US8101418Dec 28, 2010Jan 24, 2012Ge Analytical InstrumentsCarbon measurement in aqueous samples using oxidation at elevated temperatures and pressures
US8101419Dec 28, 2010Jan 24, 2012Ge Analytical InstrumentsCarbon measurement in aqueous samples using oxidation at elevated temperatures and pressures
US8101420Dec 28, 2010Jan 24, 2012Ge Analytical InstrumentsCarbon measurement in aqueous samples using oxidation at elevated temperatures and pressures
US8114676Dec 28, 2010Feb 14, 2012Ge Analytical InstrumentsCarbon measurement in aqueous samples using oxidation at elevated temperatures and pressures
DE10132390B4 *Jul 6, 2001Feb 21, 2013Dimatec Analysentechnik GmbhVorrichtung und Verfahren zur Analyse organischer Substanzen von Rein- oder Reinstwasser
EP0684471A2 *May 5, 1995Nov 29, 1995Shimadzu CorporationTotal organic carbon meter
Classifications
U.S. Classification422/80, 436/146, 422/82.09, 250/356.1, 436/145, 422/82.05
International ClassificationG01N21/35, G01N33/18, G01N31/12, G01N31/00
Cooperative ClassificationG01N33/1846, G01N21/3504, G01N31/12
European ClassificationG01N31/12, G01N21/35B
Legal Events
DateCodeEventDescription
Feb 14, 2006FPExpired due to failure to pay maintenance fee
Effective date: 20051221
Dec 21, 2005LAPSLapse for failure to pay maintenance fees
Jul 6, 2005REMIMaintenance fee reminder mailed
May 31, 2001FPAYFee payment
Year of fee payment: 8
Jun 9, 1997FPAYFee payment
Year of fee payment: 4
Feb 19, 1993ASAssignment
Owner name: SHIMADZU CORPORATION, JAPAN
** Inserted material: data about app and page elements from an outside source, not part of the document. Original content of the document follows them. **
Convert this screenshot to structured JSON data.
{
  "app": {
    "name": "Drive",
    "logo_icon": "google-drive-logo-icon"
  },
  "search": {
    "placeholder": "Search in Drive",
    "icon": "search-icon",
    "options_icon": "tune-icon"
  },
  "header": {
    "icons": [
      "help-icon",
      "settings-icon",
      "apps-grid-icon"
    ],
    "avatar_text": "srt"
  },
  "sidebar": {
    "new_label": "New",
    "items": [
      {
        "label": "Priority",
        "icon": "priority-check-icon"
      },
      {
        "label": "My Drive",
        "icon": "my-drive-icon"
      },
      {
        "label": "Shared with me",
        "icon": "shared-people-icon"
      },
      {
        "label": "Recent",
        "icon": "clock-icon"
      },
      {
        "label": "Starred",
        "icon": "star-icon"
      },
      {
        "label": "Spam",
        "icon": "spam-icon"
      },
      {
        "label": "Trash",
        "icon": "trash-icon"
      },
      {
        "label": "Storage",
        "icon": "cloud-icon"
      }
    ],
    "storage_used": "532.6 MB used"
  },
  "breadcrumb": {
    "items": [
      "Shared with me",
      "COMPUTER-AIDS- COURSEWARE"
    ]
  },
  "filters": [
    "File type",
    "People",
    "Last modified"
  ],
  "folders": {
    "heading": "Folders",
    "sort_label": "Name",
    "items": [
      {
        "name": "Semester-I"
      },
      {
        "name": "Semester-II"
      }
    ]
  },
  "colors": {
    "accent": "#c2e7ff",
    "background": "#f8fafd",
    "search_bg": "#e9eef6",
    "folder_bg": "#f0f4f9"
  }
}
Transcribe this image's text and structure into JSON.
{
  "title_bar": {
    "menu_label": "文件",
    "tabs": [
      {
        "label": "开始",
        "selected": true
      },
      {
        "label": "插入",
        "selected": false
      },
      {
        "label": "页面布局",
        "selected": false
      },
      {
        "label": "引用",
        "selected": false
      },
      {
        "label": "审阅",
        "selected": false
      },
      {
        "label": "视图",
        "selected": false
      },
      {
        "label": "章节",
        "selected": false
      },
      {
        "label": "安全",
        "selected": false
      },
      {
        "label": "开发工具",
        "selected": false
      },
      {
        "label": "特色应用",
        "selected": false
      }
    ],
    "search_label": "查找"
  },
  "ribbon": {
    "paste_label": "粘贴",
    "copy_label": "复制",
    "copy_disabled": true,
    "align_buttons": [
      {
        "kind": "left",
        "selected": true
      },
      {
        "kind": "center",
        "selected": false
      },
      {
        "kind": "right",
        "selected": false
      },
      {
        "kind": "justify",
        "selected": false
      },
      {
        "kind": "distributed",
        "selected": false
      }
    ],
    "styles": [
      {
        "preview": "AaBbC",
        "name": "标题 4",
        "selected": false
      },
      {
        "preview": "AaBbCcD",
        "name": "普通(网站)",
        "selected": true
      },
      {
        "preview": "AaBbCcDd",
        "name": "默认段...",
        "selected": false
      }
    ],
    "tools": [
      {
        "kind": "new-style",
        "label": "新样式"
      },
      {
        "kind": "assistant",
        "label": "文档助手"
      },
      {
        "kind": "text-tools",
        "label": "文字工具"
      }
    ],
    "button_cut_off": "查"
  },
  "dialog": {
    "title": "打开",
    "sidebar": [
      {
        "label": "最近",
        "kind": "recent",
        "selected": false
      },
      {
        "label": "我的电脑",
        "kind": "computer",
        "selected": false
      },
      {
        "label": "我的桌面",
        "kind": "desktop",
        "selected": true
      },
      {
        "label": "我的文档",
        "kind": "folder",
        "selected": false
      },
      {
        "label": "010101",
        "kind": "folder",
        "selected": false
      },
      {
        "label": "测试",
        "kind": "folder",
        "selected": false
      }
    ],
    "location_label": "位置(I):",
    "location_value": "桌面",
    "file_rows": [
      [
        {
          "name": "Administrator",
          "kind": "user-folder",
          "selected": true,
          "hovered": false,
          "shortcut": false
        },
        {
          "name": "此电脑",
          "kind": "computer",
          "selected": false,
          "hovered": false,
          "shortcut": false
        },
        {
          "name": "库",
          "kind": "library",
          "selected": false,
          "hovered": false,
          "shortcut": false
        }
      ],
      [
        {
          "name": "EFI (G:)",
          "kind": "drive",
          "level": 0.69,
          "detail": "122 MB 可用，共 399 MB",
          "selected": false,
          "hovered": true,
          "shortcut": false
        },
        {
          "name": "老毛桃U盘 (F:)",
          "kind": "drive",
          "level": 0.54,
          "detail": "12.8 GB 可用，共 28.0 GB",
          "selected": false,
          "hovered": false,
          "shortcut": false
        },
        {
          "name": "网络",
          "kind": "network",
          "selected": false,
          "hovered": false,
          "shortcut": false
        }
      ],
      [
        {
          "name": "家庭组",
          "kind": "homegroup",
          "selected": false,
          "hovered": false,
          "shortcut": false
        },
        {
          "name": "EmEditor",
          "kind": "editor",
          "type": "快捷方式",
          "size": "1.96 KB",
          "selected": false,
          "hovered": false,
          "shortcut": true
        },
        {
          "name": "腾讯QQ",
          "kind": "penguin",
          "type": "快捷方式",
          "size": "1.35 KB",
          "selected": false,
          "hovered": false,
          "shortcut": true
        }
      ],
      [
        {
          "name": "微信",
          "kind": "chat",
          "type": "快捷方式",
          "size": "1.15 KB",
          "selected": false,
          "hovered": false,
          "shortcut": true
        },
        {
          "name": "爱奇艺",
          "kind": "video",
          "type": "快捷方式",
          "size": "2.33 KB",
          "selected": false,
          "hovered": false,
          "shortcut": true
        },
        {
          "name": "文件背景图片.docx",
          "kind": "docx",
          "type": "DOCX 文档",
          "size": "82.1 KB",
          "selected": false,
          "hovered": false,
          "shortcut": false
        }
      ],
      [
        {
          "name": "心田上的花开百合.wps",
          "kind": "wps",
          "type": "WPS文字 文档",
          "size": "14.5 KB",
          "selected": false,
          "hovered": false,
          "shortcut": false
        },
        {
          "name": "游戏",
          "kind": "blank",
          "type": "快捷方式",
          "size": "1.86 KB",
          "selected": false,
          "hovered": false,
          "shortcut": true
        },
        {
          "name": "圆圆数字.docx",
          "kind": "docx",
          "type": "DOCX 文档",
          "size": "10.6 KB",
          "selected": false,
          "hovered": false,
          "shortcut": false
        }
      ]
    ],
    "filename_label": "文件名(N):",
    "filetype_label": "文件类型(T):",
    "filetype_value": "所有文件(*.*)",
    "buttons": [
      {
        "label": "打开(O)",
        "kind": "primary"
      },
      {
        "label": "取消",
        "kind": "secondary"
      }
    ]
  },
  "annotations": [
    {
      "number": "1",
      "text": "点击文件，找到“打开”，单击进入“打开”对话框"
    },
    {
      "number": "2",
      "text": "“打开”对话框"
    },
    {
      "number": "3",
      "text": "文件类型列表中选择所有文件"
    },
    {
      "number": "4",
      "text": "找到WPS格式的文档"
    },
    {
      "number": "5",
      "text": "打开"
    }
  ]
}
Free format text: ASSIGNMENT OF ASSIGNORS INTEREST.;ASSIGNOR:MORITA, YOUZO;REEL/FRAME:006455/0399
Effective date: 19930217